Theoretical approach to the steady-state kinetics of a bi-substrate acyl-transfer enzyme reaction that follows a hydrolysable-acyl-enzyme-based mechanism. Application to the study of lysophosphatidylcholine:lysophosphatidylcholine acyltransferase from rabbit lung.

Martín, J; Pérez-Gil, J; Acebal, C; Arche, R
Fonte: PubMed Publicador: PubMed
Tipo: Artigo de Revista Científica
Publicado em 15/02/1990 EN
Relevância na Pesquisa
27.31%

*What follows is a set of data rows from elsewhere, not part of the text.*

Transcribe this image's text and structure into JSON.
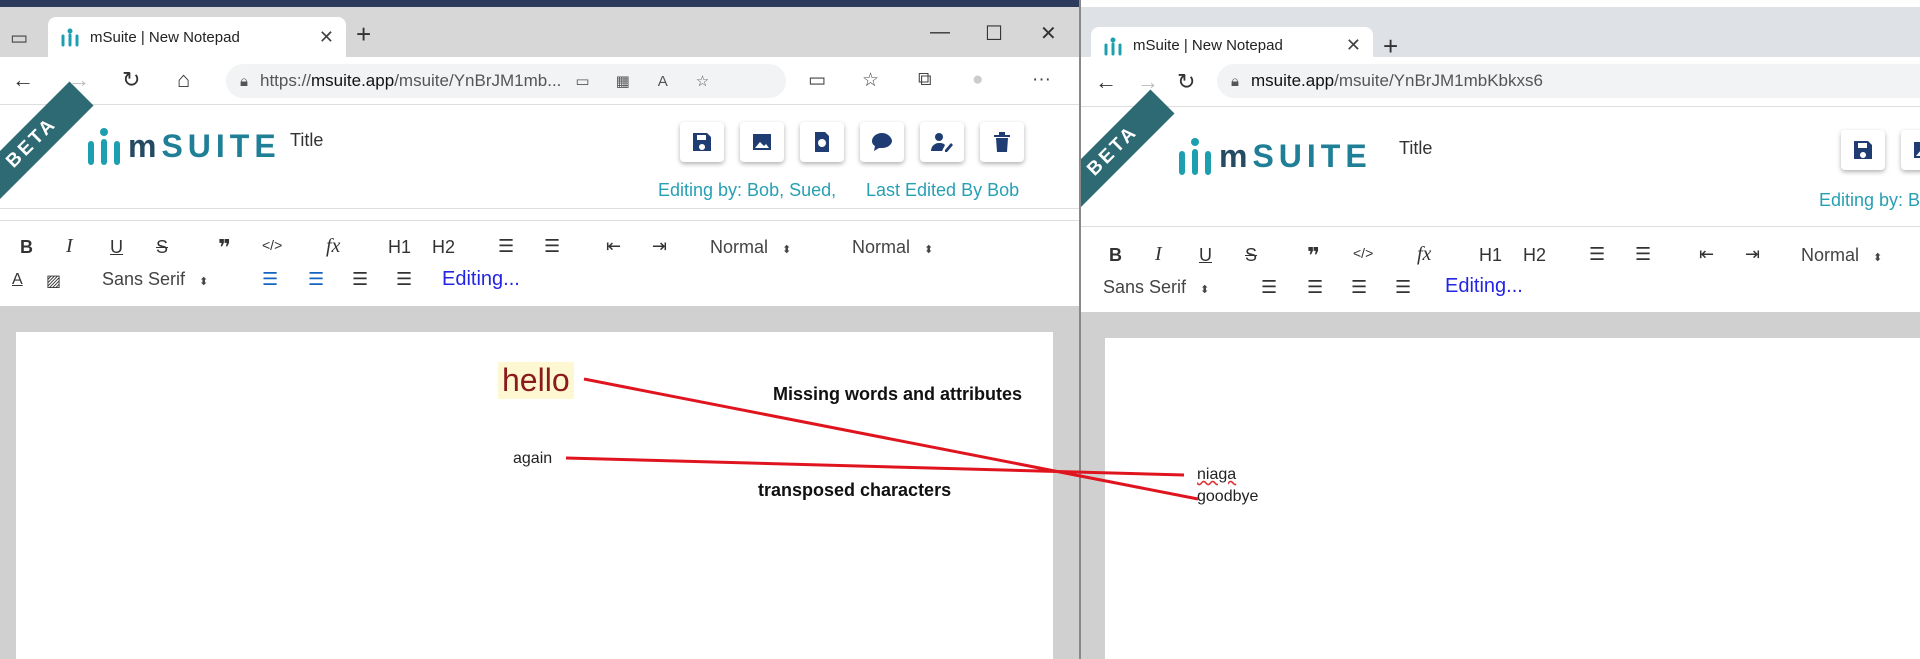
{
  "left": {
    "tab_title": "mSuite | New Notepad",
    "url_prefix": "https://",
    "url_domain": "msuite.app",
    "url_path": "/msuite/YnBrJM1mb...",
    "doc_title": "Title",
    "editing_by": "Editing by: Bob, Sued,",
    "last_edited": "Last Edited By Bob",
    "toolbar": {
      "header1": "H1",
      "header2": "H2",
      "size_select": "Normal",
      "header_select": "Normal",
      "font_select": "Sans Serif",
      "status": "Editing..."
    },
    "content": {
      "word1": "hello",
      "word2": "again"
    }
  },
  "right": {
    "tab_title": "mSuite | New Notepad",
    "url_domain": "msuite.app",
    "url_path": "/msuite/YnBrJM1mbKbkxs6",
    "doc_title": "Title",
    "editing_by": "Editing by: B",
    "toolbar": {
      "header1": "H1",
      "header2": "H2",
      "size_select": "Normal",
      "font_select": "Sans Serif",
      "status": "Editing..."
    },
    "content": {
      "word1": "niaga",
      "word2": "goodbye"
    }
  },
  "logo": {
    "brand_prefix": "m",
    "brand_suffix": "SUITE",
    "beta": "BETA"
  },
  "annotations": {
    "missing": "Missing words and attributes",
    "transposed": "transposed characters"
  },
  "colors": {
    "accent": "#27a0b4",
    "brand_dark": "#1f3d73",
    "annotation_line": "#e0141e",
    "hello_text": "#8b1a1a",
    "hello_highlight": "#fdf7d2"
  }
}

A kinetic model is proposed for catalysis by an enzyme that has several special characteristics: (i) it catalyses an acyl-transfer bi-substrate reaction between two identical molecules of substrate, (ii) the substrate is an amphiphilic molecule that can be present in two physical forms, namely monomers and micelles, and (iii) the reaction progresses through an acyl-enzyme-based mechanism and the covalent intermediate can react also with water to yield a secondary hydrolytic reaction. The theoretical kinetic equations for both reactions were deduced according to steady-state assumptions and the theoretical plots were predicted. The experimental kinetics of lysophosphatidylcholine:lysophosphatidylcholine acyltransferase from rabbit lung fitted the proposed equations with great accuracy. Also, kinetics of inhibition by products behaved as expected. It was concluded that the competition between two nucleophiles for the covalent acyl-enzyme intermediate, and not a different enzyme action depending on the physical state of the substrate, is responsible for the differences in kinetic pattern for the two activities of the enzyme. This conclusion, together with the fact that the kinetic equation for the transacylation is quadratic, generates a 'hysteretic' pattern that can provide the basis of self-regulatory properties for enzymes to which this model could be applied.